• ACTIVITY:
The whole listing that follows is to be restated word for word, images excluded.

• SUPPLIED RECORDS:
__________________________________________________

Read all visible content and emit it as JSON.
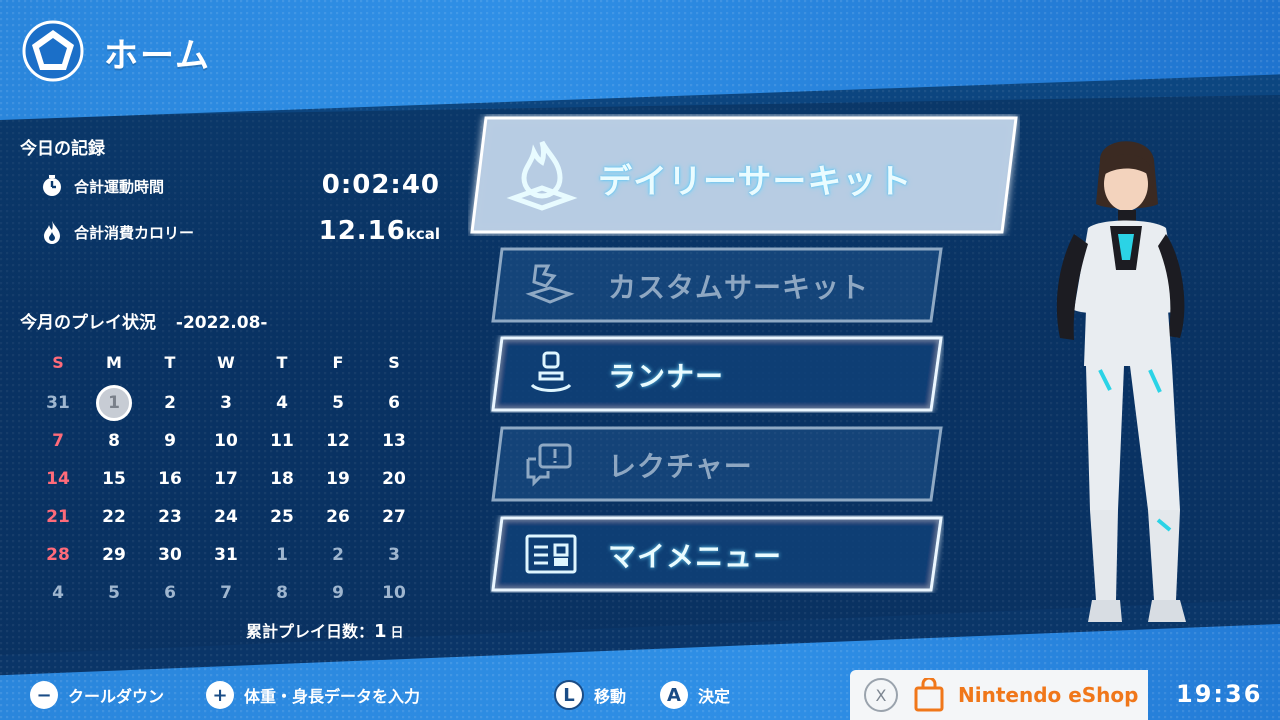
{
  "header": {
    "title": "ホーム",
    "icon": "pentagon-home-icon"
  },
  "today": {
    "title": "今日の記録",
    "exercise_time_label": "合計運動時間",
    "exercise_time_value": "0:02:40",
    "calories_label": "合計消費カロリー",
    "calories_value": "12.16",
    "calories_unit": "kcal"
  },
  "month": {
    "title": "今月のプレイ状況",
    "period": "-2022.08-",
    "weekdays": [
      "S",
      "M",
      "T",
      "W",
      "T",
      "F",
      "S"
    ],
    "weeks": [
      [
        "31",
        "1",
        "2",
        "3",
        "4",
        "5",
        "6"
      ],
      [
        "7",
        "8",
        "9",
        "10",
        "11",
        "12",
        "13"
      ],
      [
        "14",
        "15",
        "16",
        "17",
        "18",
        "19",
        "20"
      ],
      [
        "21",
        "22",
        "23",
        "24",
        "25",
        "26",
        "27"
      ],
      [
        "28",
        "29",
        "30",
        "31",
        "1",
        "2",
        "3"
      ],
      [
        "4",
        "5",
        "6",
        "7",
        "8",
        "9",
        "10"
      ]
    ],
    "total_days_label": "累計プレイ日数：",
    "total_days_value": "1",
    "total_days_unit": "日"
  },
  "menu": {
    "daily_circuit": "デイリーサーキット",
    "custom_circuit": "カスタムサーキット",
    "runner": "ランナー",
    "lecture": "レクチャー",
    "my_menu": "マイメニュー"
  },
  "footer": {
    "cooldown_key": "−",
    "cooldown_label": "クールダウン",
    "input_key": "+",
    "input_label": "体重・身長データを入力",
    "move_key": "L",
    "move_label": "移動",
    "confirm_key": "A",
    "confirm_label": "決定",
    "eshop_key": "X",
    "eshop_label": "Nintendo eShop",
    "clock": "19:36"
  },
  "colors": {
    "accent_cyan": "#7fe3ff",
    "sunday_red": "#ff6b7a",
    "eshop_orange": "#f0771a"
  }
}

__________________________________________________

• FINISHED EXERCISE:
Read all visible content and emit it as JSON.
{
  "header": {
    "title": "ホーム",
    "icon": "pentagon-home-icon"
  },
  "today": {
    "title": "今日の記録",
    "exercise_time_label": "合計運動時間",
    "exercise_time_value": "0:02:40",
    "calories_label": "合計消費カロリー",
    "calories_value": "12.16",
    "calories_unit": "kcal"
  },
  "month": {
    "title": "今月のプレイ状況",
    "period": "-2022.08-",
    "weekdays": [
      "S",
      "M",
      "T",
      "W",
      "T",
      "F",
      "S"
    ],
    "weeks": [
      [
        "31",
        "1",
        "2",
        "3",
        "4",
        "5",
        "6"
      ],
      [
        "7",
        "8",
        "9",
        "10",
        "11",
        "12",
        "13"
      ],
      [
        "14",
        "15",
        "16",
        "17",
        "18",
        "19",
        "20"
      ],
      [
        "21",
        "22",
        "23",
        "24",
        "25",
        "26",
        "27"
      ],
      [
        "28",
        "29",
        "30",
        "31",
        "1",
        "2",
        "3"
      ],
      [
        "4",
        "5",
        "6",
        "7",
        "8",
        "9",
        "10"
      ]
    ],
    "total_days_label": "累計プレイ日数：",
    "total_days_value": "1",
    "total_days_unit": "日"
  },
  "menu": {
    "daily_circuit": "デイリーサーキット",
    "custom_circuit": "カスタムサーキット",
    "runner": "ランナー",
    "lecture": "レクチャー",
    "my_menu": "マイメニュー"
  },
  "footer": {
    "cooldown_key": "−",
    "cooldown_label": "クールダウン",
    "input_key": "+",
    "input_label": "体重・身長データを入力",
    "move_key": "L",
    "move_label": "移動",
    "confirm_key": "A",
    "confirm_label": "決定",
    "eshop_key": "X",
    "eshop_label": "Nintendo eShop",
    "clock": "19:36"
  },
  "colors": {
    "accent_cyan": "#7fe3ff",
    "sunday_red": "#ff6b7a",
    "eshop_orange": "#f0771a"
  }
}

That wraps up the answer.